  • The number and location of power points
  • Window locks
  • Flyscreens
  • Roof insulation

10. No building inspection

Whether you’re building a custom home or doing a renovation, there is always the risk of building defects no matter what kind of property you build. There may be defects in regard to the carpentry, structural integrity, use of materials and overall craftsmanship and the only way to find these flaws is to have the property inspected by a licensed building inspection company. With that being done, you would have a peace of mind knowing that your house is built in top condition. Keep in mind that if there are defects found in the property and your project is covered by a workmanship guarantee, the builder should fix these issues at no extra cost to you.

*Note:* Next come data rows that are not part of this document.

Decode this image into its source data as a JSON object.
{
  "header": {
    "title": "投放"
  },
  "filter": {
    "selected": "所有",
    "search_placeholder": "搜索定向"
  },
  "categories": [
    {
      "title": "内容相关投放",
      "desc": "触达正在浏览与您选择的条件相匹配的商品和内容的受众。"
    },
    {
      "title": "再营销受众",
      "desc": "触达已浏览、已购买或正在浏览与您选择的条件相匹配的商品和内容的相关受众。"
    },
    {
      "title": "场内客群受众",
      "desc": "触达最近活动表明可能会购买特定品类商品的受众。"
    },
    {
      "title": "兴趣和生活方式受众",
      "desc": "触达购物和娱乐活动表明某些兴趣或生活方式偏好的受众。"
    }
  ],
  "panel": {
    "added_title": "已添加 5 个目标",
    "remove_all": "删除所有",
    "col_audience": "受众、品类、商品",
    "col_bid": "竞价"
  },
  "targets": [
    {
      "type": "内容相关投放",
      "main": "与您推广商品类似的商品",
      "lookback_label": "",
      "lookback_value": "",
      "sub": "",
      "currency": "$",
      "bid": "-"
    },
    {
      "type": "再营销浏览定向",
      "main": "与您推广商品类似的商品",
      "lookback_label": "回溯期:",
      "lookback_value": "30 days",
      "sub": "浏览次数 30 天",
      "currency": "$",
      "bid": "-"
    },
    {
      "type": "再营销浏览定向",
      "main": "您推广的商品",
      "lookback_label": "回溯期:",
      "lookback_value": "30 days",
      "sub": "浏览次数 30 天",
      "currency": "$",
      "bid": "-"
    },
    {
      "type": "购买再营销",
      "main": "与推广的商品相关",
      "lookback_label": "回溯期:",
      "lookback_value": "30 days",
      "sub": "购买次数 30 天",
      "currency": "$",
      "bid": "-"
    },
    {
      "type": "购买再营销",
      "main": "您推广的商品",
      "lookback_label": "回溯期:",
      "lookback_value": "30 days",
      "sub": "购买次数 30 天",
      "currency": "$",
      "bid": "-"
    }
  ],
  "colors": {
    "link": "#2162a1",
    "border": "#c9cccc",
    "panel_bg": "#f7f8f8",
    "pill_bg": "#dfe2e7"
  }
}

With a building inspection, your insurance will have the evidence that they need to cover you for any natural damage that occurs to the property.

11. Signing the building contract without understanding everything

It’s important to get legal advice whenever signing a building contract to ensure that the contract is in your best interests. In particular, speak to a solicitor with building contract expertise.

Any small changes to the contract can actually cause you major headaches when it comes to getting approved for a construction loan and drawing down your progress payments for the build. Consider the following:

  • What warranties can they offer you?
  • Do they offer termite prevention? It may cost you in the short-term, but it’ll likely save you thousands over the long-term
  • The contract should include the fully itemised list of quotes that you agreed upon initially.
  • Make it clear that you should be made aware of any changes to the building schedule that may need to be made during construction.
  • It may be that certain materials will need to be substituted in order to stay within your budget. If you haven’t made this clear, the builder may use fixtures and fittings that will cost you more than you can afford.
  • It should include the construction start date, key construction stages (where you’ll need to make progress payments on your construction loan) and the completion date.

You can check out the NSW Fair Trading website for information on building contracts.

In addition, on the HIA and MBA websites, you’ll find standard, proforma construction contracts which are accepted throughout the industry.​

The good news is that there is no cost to use Builder Finders. We are paid by the builder you have selected.

Building is an exciting time. It can also be a time of great anxiety if you choose the wrong builder. Did you know Builder Finders does not accept every builder. Many builders who apply to join the Builder Finders panel don’t make it. There is a 62 step vetting process for builders to join the panel. In addition, the Builder Finders team conducts comprehensive due diligence through reference checks, ASIC searches and CreditorWatch reports to ensure they are not insolvent. You may not be aware that in the last financial year just over 500 builders went bust. Worse still, right now there are builders in financial difficulty that are cutting corners to stay afloat. Fact is, a lot of builders will tell you what you want to hear. Engaging with one of these builders will invariably mean subpar construction of your home. No one wants that.

With Builder Finders, you are in safe hands.

Why risk it? The Builder Finders team have done all the background searches for you. We take pride in knowing our clients are dealing with some of Australia’s leading and award winning builders. We understand the services of a builder broker may be a new concept for you. It would be our pleasure to refer customers that have used our services in the past.

Builder Finders are independent builder brokers that assist everything builder related. We are driven by a passion to match the right builder with your unique property building needs. Best of all, there is no cost to you. Contact us now at 1300 4 A BUILDER (1300 422 845) or send us a message here.